(Extracted data entries)

------------------------------------

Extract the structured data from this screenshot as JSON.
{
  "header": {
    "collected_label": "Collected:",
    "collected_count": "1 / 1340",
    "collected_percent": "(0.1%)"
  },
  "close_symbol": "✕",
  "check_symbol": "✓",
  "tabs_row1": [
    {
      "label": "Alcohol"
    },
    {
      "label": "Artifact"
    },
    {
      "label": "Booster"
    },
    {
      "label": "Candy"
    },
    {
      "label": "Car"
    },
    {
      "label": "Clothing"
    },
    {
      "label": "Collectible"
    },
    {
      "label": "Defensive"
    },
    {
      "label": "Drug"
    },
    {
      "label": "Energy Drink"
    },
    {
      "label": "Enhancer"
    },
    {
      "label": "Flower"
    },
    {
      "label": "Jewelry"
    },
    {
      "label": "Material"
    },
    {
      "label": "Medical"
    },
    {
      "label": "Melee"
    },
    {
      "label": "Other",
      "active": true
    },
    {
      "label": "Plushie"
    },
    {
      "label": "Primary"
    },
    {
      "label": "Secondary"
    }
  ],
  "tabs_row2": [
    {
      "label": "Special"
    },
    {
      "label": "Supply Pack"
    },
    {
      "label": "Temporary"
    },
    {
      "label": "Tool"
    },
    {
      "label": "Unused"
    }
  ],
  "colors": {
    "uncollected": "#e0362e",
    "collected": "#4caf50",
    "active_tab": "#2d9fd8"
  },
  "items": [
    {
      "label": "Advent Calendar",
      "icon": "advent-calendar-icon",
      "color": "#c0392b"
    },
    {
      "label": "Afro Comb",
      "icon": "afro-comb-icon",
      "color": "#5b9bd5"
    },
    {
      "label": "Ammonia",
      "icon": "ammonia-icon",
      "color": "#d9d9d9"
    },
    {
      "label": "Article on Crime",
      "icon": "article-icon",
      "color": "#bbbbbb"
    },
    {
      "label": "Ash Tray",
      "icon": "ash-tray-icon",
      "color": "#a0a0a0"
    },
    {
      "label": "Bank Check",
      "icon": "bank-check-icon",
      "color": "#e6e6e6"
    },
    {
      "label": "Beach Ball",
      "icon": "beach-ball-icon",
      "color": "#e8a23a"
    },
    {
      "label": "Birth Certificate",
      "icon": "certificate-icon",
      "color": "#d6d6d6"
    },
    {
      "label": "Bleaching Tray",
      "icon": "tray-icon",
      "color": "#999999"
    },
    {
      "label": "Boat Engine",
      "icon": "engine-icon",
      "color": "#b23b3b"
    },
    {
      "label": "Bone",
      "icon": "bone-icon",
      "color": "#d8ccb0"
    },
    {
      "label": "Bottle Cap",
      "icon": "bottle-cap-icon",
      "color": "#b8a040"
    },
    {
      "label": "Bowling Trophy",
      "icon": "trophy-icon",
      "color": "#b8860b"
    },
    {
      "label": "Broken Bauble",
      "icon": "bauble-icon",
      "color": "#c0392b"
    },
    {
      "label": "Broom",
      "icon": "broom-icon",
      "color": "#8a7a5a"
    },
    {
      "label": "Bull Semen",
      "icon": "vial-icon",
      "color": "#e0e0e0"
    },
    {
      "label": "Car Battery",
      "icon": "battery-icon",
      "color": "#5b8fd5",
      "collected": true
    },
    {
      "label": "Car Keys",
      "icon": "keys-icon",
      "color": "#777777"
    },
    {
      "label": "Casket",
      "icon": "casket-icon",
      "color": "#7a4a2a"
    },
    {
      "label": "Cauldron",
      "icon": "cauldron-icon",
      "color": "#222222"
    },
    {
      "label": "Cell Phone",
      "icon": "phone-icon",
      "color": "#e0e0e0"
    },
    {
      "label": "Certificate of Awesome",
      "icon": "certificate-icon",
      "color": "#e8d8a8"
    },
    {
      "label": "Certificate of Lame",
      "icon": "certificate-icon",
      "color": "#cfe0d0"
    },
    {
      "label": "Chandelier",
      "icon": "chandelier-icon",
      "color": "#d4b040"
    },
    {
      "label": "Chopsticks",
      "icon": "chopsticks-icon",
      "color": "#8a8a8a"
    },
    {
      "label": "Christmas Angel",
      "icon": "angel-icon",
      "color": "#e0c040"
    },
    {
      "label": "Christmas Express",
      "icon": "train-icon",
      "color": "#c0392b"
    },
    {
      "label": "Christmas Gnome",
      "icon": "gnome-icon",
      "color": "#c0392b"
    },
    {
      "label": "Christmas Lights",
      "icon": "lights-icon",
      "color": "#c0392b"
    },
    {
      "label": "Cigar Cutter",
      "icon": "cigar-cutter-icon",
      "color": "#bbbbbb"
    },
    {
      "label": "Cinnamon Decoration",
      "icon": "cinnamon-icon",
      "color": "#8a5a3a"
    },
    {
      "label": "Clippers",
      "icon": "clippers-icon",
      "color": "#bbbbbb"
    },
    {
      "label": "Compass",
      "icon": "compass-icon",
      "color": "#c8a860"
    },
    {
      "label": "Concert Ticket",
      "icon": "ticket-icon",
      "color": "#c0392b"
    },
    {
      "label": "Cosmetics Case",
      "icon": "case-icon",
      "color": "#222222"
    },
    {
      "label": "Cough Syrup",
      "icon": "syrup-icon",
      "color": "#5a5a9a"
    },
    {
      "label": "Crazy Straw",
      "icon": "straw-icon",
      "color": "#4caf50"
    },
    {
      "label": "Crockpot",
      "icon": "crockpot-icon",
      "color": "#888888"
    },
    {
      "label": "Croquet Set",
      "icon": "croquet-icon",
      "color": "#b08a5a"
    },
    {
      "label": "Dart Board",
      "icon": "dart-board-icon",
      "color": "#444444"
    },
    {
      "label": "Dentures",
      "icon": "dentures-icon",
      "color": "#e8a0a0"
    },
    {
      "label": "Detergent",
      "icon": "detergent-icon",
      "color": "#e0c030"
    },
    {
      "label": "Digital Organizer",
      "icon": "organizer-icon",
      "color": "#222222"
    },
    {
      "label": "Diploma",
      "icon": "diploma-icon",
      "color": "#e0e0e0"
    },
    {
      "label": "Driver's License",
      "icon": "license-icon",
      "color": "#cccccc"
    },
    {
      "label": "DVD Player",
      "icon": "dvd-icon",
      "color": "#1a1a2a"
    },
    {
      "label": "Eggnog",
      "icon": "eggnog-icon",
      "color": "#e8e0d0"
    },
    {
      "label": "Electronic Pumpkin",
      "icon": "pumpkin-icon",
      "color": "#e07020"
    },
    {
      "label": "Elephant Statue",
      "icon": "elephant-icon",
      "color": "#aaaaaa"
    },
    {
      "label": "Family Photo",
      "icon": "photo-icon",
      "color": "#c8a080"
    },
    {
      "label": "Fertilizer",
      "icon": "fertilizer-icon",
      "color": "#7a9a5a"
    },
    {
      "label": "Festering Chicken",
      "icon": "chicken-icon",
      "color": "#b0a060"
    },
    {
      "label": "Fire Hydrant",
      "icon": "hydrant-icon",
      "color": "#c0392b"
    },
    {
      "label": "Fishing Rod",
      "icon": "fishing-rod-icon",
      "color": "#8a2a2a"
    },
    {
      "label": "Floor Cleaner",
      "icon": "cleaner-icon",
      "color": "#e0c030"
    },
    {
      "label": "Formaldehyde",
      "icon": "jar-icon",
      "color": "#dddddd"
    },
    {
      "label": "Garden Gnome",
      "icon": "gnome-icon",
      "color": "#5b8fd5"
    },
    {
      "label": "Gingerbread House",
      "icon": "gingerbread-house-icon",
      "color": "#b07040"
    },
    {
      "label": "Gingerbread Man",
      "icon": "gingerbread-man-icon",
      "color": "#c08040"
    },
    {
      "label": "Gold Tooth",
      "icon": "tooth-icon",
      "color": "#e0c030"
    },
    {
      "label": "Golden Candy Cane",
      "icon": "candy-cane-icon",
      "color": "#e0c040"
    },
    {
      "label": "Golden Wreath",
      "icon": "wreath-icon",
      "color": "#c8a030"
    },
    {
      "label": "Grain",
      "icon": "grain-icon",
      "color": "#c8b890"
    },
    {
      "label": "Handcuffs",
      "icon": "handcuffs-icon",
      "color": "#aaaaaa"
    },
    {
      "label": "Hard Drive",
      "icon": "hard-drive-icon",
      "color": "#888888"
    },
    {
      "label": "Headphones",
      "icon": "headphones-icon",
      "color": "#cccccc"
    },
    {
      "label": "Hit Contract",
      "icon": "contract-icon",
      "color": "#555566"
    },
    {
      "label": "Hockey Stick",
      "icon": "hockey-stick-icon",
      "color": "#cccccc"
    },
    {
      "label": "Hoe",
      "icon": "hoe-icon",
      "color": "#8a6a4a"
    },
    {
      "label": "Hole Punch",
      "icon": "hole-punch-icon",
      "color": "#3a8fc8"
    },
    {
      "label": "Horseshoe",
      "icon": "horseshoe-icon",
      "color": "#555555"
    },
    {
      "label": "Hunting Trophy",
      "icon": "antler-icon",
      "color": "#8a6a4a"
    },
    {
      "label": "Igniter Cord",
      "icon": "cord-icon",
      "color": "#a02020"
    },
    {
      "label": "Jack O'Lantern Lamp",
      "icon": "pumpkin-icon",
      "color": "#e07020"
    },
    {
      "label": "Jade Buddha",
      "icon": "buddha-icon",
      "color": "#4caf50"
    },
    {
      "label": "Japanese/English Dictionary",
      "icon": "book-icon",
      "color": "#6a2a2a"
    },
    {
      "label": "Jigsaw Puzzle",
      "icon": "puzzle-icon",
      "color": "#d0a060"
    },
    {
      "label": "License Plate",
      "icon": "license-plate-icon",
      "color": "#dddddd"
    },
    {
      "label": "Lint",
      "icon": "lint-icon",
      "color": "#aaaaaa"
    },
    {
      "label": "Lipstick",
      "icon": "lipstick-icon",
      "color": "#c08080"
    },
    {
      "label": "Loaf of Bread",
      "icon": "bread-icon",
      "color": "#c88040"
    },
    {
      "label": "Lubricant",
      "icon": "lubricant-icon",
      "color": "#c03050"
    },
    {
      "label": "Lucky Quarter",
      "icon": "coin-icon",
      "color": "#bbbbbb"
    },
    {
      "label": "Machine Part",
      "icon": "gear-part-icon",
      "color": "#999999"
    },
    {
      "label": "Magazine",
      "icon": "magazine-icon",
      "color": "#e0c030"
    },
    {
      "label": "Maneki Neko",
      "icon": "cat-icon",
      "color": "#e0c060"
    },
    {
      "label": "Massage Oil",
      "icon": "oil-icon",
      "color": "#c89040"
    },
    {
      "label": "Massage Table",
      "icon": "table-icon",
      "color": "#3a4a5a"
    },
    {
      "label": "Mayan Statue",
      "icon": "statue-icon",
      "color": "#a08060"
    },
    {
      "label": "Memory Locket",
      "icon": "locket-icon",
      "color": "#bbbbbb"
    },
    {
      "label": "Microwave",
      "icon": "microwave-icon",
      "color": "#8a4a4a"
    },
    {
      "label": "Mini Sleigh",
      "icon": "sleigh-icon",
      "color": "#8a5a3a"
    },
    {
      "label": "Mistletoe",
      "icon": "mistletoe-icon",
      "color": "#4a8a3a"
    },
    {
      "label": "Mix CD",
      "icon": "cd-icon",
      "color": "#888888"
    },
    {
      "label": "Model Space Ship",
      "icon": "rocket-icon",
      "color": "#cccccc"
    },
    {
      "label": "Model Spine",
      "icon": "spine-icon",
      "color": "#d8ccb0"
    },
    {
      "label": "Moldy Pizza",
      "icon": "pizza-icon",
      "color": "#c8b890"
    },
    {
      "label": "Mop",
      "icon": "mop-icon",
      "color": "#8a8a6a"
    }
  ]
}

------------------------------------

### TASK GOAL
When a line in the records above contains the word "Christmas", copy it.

### RESULT FOR THIS EXERCISE
      "label": "Christmas Angel",
      "label": "Christmas Express",
      "label": "Christmas Gnome",
      "label": "Christmas Lights",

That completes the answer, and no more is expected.